For the word "аудитории", count the lines of the data that include it and give only the total.

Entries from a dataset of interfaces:

________________________________________

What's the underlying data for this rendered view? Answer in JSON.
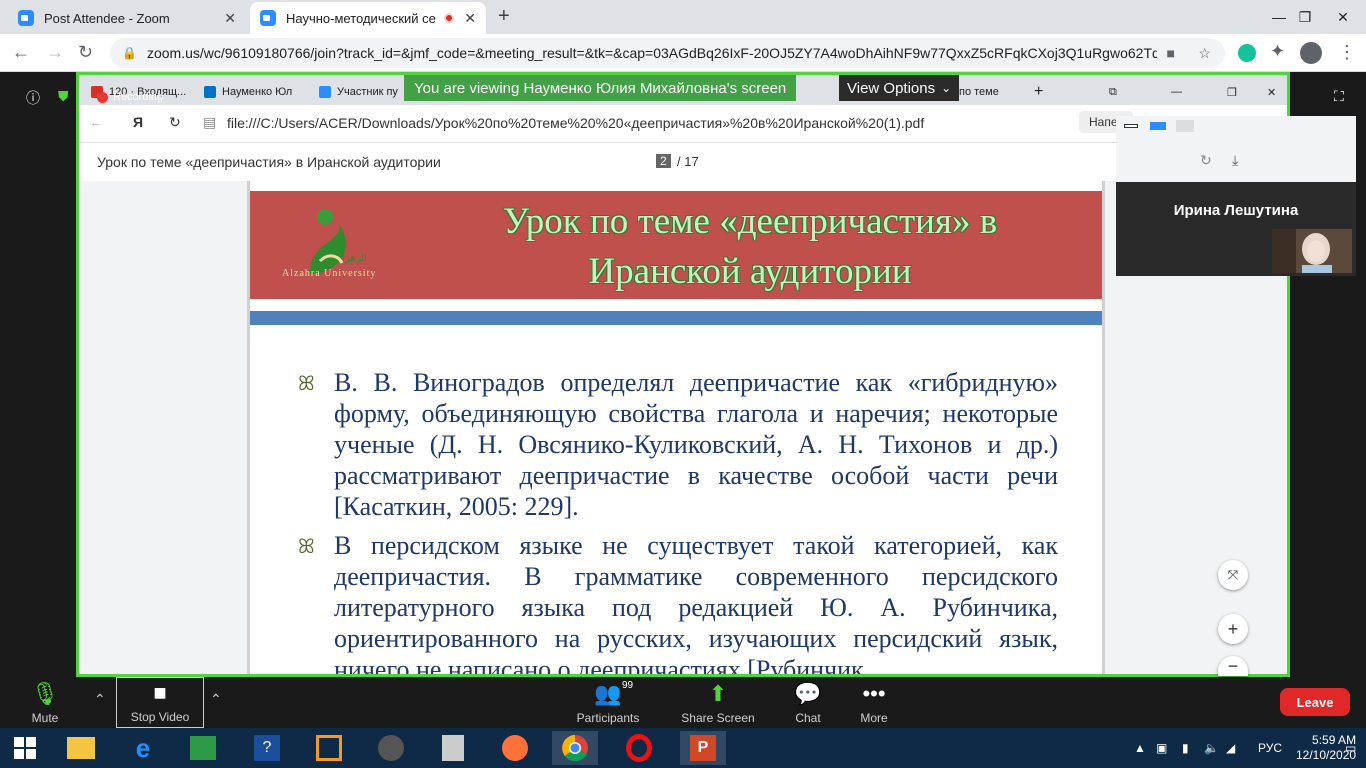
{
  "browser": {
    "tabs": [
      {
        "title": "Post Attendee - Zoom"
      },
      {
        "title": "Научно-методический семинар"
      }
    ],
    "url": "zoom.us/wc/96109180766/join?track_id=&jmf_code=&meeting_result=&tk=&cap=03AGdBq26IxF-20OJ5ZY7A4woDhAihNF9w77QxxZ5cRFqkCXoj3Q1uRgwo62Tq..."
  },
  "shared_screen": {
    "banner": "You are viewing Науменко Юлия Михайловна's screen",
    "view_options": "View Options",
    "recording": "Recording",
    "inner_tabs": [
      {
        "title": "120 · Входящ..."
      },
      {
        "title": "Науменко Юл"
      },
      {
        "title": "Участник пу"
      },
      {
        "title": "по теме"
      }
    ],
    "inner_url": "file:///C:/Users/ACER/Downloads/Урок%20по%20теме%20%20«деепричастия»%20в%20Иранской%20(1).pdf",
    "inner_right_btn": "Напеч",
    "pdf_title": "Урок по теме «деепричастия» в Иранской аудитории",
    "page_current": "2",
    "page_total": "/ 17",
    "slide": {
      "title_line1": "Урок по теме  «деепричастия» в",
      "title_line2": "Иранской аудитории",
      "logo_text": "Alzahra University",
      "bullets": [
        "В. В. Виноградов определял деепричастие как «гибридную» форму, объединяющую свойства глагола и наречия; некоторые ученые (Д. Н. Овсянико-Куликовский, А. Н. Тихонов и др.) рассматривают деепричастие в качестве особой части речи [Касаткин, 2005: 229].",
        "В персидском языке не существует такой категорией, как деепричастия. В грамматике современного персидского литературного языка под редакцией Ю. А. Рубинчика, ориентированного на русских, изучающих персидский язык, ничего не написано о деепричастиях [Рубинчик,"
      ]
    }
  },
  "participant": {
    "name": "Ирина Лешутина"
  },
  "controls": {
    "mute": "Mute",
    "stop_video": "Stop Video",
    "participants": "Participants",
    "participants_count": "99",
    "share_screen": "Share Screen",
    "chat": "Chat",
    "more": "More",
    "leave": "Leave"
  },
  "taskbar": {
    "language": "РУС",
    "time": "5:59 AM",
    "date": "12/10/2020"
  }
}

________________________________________

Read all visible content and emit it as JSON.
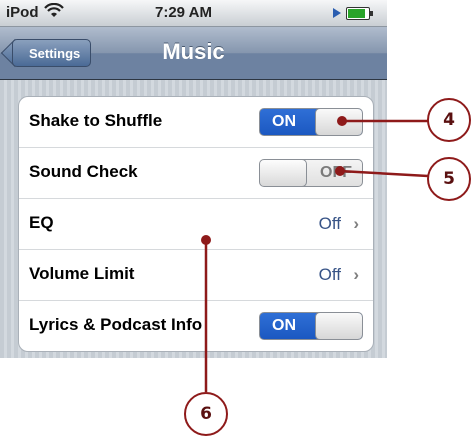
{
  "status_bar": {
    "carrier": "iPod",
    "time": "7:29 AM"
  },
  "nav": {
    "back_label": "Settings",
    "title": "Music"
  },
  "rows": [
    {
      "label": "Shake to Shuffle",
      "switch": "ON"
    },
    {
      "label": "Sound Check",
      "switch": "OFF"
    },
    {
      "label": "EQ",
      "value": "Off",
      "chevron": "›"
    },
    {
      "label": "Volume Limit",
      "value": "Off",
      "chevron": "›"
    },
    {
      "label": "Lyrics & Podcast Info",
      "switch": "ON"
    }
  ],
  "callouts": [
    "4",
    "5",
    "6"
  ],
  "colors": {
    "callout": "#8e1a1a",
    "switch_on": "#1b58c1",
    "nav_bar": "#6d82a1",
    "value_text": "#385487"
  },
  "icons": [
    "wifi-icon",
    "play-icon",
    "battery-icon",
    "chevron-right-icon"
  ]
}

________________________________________

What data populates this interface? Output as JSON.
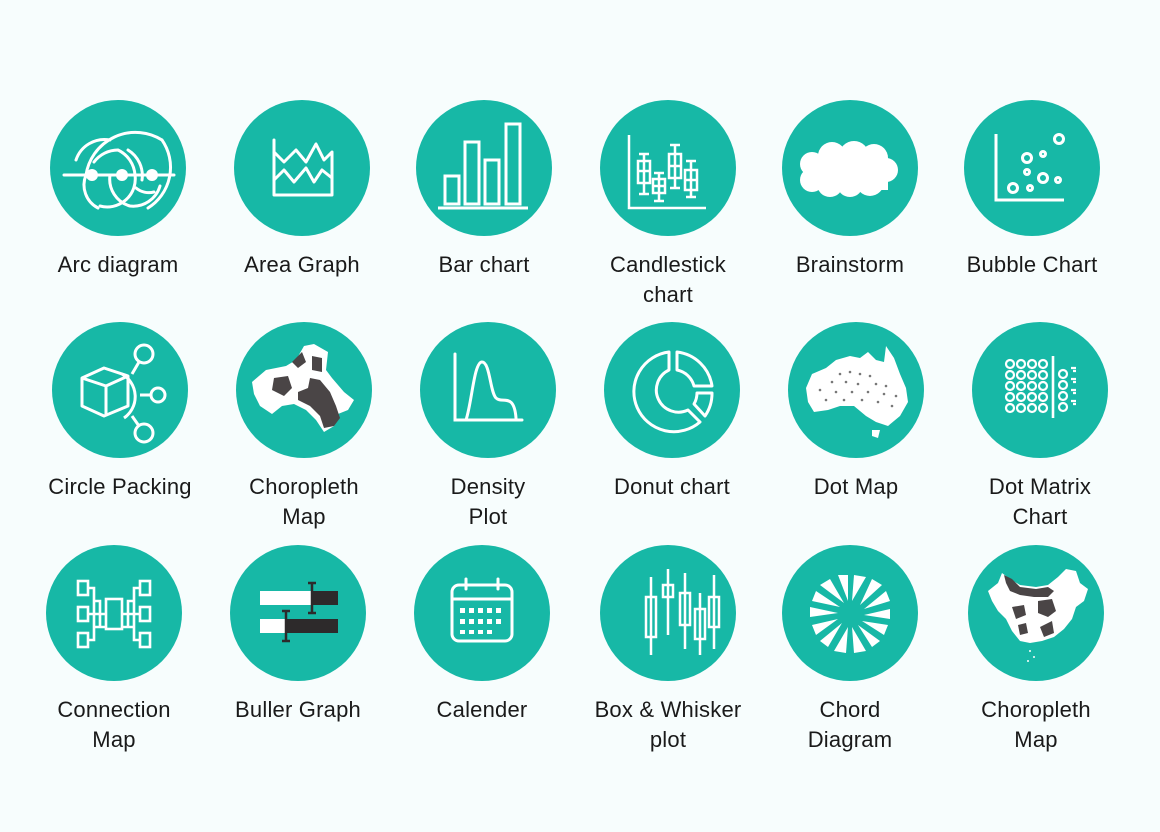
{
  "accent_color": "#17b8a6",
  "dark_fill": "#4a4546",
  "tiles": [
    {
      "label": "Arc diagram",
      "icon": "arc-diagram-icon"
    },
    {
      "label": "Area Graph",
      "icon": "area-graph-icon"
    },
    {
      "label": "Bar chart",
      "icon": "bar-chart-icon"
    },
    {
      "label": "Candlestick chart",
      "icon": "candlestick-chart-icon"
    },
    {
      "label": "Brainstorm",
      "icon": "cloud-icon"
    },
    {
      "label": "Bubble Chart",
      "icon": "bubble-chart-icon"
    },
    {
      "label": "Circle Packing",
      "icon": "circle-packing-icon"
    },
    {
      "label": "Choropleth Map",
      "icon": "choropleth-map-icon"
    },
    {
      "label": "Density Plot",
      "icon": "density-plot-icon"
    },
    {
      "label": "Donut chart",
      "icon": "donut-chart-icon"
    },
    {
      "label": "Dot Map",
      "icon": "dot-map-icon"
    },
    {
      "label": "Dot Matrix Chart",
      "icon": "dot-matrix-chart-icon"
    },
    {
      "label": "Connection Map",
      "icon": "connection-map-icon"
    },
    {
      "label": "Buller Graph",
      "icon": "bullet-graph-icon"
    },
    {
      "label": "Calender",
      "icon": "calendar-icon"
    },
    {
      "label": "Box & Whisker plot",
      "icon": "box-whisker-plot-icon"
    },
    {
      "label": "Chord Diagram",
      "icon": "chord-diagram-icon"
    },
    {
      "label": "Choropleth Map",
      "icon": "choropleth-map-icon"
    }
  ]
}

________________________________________

Response to the task
2